Pending development east of I-29 needs public input

Those envisioning a full-scale retail development to enhance the east side of Platte City might need to temper expectations. At a lightly attended public forum held Tuesday, Nov. 10 at Platte Valley Bank in Platte City, consultants began the task of laying out a timeline and gathering input for the potential usage of about 300 acres of land located east of Interstate 29 between Highway 92 and HH Highway. The topography presents certain challenges, specifically for access — both in transportation and infrastructure.

That means that usage will likely vary between light industrial, residential and yes, retail.

“This is a long-term vision, long-term project and literally could take years to build out,” said Jim Harpool, vice president for development with R.H. Johnson Company. “The idea is to build three alternate concepts and each of those with some built-in flexibility.”

The City of Platte City continues to work with R.H. Johnson, which touts itself as Kansas City’s market leader in retail real estate service, on a partnership to promote development of the city land and about 260 acres the Laderoute family owns to the east and stretching south toward Highway 92. Currently, a sewer extension is being built underneath I-29 to the city’s portion of land, located in the northwest corner.

The sewer project should be completed by the end of the summer, and construction on the undeveloped land could start soon.

However, R.H. Johnson in conjunction with Confluence — a landscape architecture firm — wants to create master and alternative plans to help map out the site as well as design guidelines for architecture, landscaping, signage, lighting, etc. That process remains in the early stages with public input desired.

Ideas on desired development can be submitted to Harpool at jharpool@rhjohnson or to the City of Platte City through the city’s website.

“We’ll give you a little overview from the development side, what they see over there,” Platte City city administrator DJ Gehrt said, “and then try to get your input of what you’d like to see over there — your vision of Platte City as it is, that portion of Platte City as it could be and then the combined, perhaps what Platte City should be.”

The goal is to identify the best use for not only the city’s plot of land but to tie that into the larger acreage. The consultants want to identify major access points and how to best create a gateway connecting both sides of Platte City.

In taking an initial look at land usage, Harpool noted that retail development has slowed in recent years.

That means that office space, light industrial/warehouse, office (specifically medical and small business) and residential all have components at the site, as long as they are perceived to be sustainable.
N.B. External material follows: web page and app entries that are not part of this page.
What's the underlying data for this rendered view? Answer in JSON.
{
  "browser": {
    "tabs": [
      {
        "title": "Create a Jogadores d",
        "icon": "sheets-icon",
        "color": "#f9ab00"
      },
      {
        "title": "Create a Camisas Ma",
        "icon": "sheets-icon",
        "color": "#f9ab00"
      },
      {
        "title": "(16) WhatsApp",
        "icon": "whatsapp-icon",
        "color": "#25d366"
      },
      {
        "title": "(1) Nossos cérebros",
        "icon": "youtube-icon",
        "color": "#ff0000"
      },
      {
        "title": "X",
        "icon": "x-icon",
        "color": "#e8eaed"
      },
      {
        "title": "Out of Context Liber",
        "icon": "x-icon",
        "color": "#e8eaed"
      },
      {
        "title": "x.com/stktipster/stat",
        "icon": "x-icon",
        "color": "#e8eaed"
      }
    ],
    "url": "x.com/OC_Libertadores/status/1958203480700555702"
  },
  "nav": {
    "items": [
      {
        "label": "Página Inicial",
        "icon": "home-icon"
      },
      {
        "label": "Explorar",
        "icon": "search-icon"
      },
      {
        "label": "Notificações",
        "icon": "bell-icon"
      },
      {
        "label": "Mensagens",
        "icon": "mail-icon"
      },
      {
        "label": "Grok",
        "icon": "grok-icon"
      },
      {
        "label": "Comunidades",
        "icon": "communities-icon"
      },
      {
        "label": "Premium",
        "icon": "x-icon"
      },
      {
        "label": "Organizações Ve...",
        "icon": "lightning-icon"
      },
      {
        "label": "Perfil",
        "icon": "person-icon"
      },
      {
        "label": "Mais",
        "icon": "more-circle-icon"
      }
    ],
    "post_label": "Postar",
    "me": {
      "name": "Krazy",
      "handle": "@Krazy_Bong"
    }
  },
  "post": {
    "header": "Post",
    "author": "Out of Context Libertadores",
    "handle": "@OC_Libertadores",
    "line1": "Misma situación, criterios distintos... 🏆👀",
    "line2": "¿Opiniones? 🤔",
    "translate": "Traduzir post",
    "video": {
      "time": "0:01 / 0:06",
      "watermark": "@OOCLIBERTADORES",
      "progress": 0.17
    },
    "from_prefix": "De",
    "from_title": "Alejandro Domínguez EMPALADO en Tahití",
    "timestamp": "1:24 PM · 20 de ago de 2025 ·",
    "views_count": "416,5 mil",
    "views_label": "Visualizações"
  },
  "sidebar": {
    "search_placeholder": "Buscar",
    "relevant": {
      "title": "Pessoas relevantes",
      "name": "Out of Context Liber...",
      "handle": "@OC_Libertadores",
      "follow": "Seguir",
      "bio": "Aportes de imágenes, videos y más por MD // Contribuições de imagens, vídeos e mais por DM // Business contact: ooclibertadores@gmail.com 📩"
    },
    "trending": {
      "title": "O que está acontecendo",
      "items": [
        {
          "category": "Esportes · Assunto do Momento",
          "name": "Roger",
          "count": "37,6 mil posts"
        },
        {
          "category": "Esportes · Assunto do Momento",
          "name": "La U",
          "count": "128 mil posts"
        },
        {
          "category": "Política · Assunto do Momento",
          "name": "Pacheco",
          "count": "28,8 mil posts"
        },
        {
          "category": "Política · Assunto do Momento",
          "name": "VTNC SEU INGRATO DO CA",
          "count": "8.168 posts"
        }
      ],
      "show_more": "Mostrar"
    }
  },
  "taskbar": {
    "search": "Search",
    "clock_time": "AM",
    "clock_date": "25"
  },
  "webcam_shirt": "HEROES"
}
Intial feedback centered around dining, shopping and entertainment options, but the discussion soon drifted to other possibilities.

David Sharp, a citizen and member of Platte City’s Planning and Zoning Commission, brought up the ideas of a more upscale hotel, car rental facility, industrial areas and different types of housing — including senior/assisted living and larger one-family options. Specifically, the northeast corner on the back side of the main ridge in the property was cited as a place for larger, high-income houses.

The industrial talk steered away from businesses that would require a large amount of truck/machinery traffic.

Normally, Harpool said that about 1 million square feet of development can occur for every 100 acres. However, the challenges of this site will likely limit that number.

The city will likely need earth moved from the adjacent portion to help overcome sightline/drainage issues to make it developable. The grading and slopes will also determine the best way to create a road system that connects 92 on the south to HH on the north.

Development could begin on either end, which makes the planning process that much more important. The difference in elevation from the high point on the north to the low points on the south is about 175 feet.

“We’ve done some initial analysis just looking at the entire property,” said Chris Cline, principal architect with Confluence. “There’s a lot of topography to deal with.”

In trying to create a plan, the size of tenants could be limited by designing the best way to connect roadways and sewer infrastructure. It’s also possible that full connection of the major roadways would happen over time with full buildout taking anywhere from 10 to 20 years.

All of the land resides within city limits, leaving Platte City with the ability to control the zoning. However, officials must work with the adjacent property owner to ensure that development fits the best interest of both parties.

“We’re going to try to put out a road map of kind of what we want,” Gehrt said. “The private sector and the private sector development, what happens there is going to drive the actual outcome. Government’s job is to set the stage and provide the foundation, and the private sector makes a lot of those decisions.

“Tonight, we are trying to set that stage.”